This year, as Explorations Camp and Westmount Science join their efforts to offer an ever richer and more diversified program for children and adolescents, I am happy to join this amazing organization as its Science Program Director.
In our world of portable communications and computer technologies, our youth have at their fingertips powerful tools to help them realize and share their creative endeavours. It is sometimes tempting to concentrate on helping them become skilled users of all this wizardry, rather than tediously explaining the hidden mechanics of it all. For won’t we kill their sense of wonder if we reveal what’s “under the hood”, be it the workings of the engine of a rocket, the composition of the pigments in a masterpiece by van Gogh, or the way our brains process a beautiful Mozart concerto? Quite the contrary!
Seeing the world through a scientific mindset is a marvelous and stimulating experience. It adds many new dimensions to the immediate perception of art, music, or nature. Understanding the interactions of matter and light and the functioning of living organisms through math, physics, chemistry, and biology is like discovering spectacular beauties and fundamental truths that lie hidden in the patterns of the universe. It allows us to become true artists and not just artisans.

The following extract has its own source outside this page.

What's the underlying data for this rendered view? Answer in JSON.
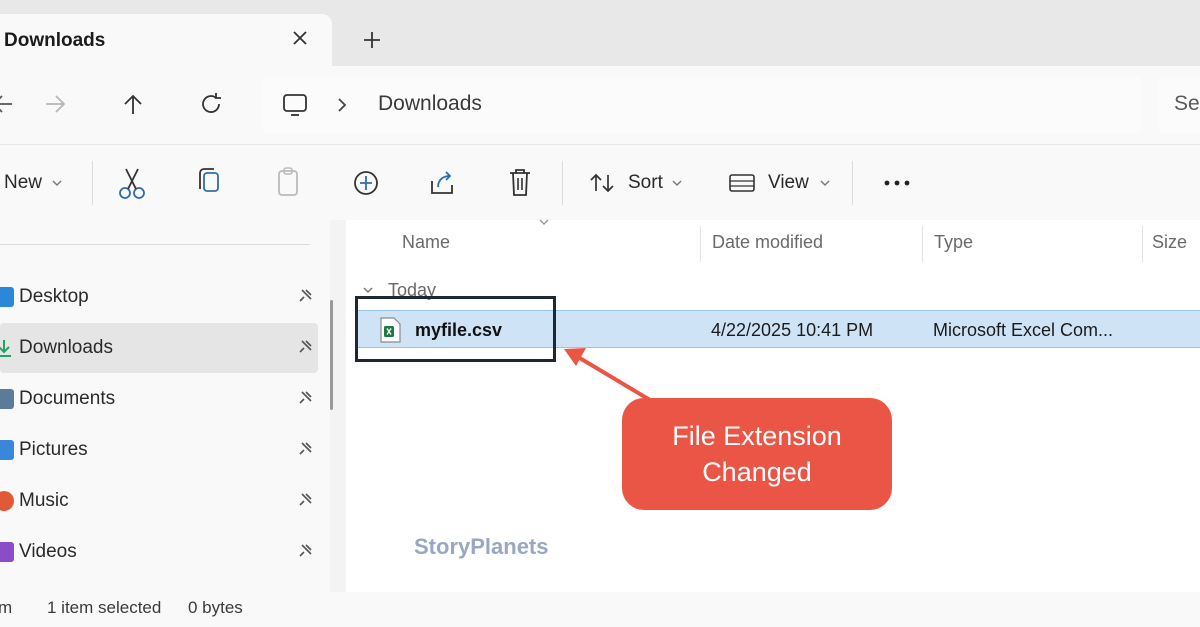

Science also makes us better citizens. It doesn’t always give clear answers to complex social problems, but it does help us approach them with a critical mindset – and better yet a self-critical mindset. It gives us realistic yardsticks by which to measure the implications of our lifestyles on our environment. It can even help us get away from once useful technologies that science brought us, but that can harm us in the long run. It makes us humble and inspires us to see ourselves as part of the same “stuff” that makes up the world and not as its masters.
No one has expressed all this better than the physicist Richard Feynman, so I will end this note with a favourite quote of mine from his famous Lectures on Physics:
“Poets say science takes away from the beauty of the stars – mere globs of gas atoms. Nothing is “mere”. I too can see the stars on a desert night, and feel them. But do I see less or more? The vastness of the heavens stretches my imagination – stuck on this carousel my little eye can catch one-million-year-old light. A vast pattern – of which I am a part – perhaps my stuff was belched from some forgotten star, as one is belching there. Or see them with the greater eye of Palomar, rushing all apart from some common starting point when they were perhaps all together. What is the pattern, or the meaning, or the why? It does not do harm to the mystery to know a little about it. For far more marvelous is the truth than any artists of the past imagined it! Why do the poets of the present not speak of it? What men are poets who can speak of Jupiter if he were like a man, but if he is an immense spinning sphere of methane and ammonia must be silent?”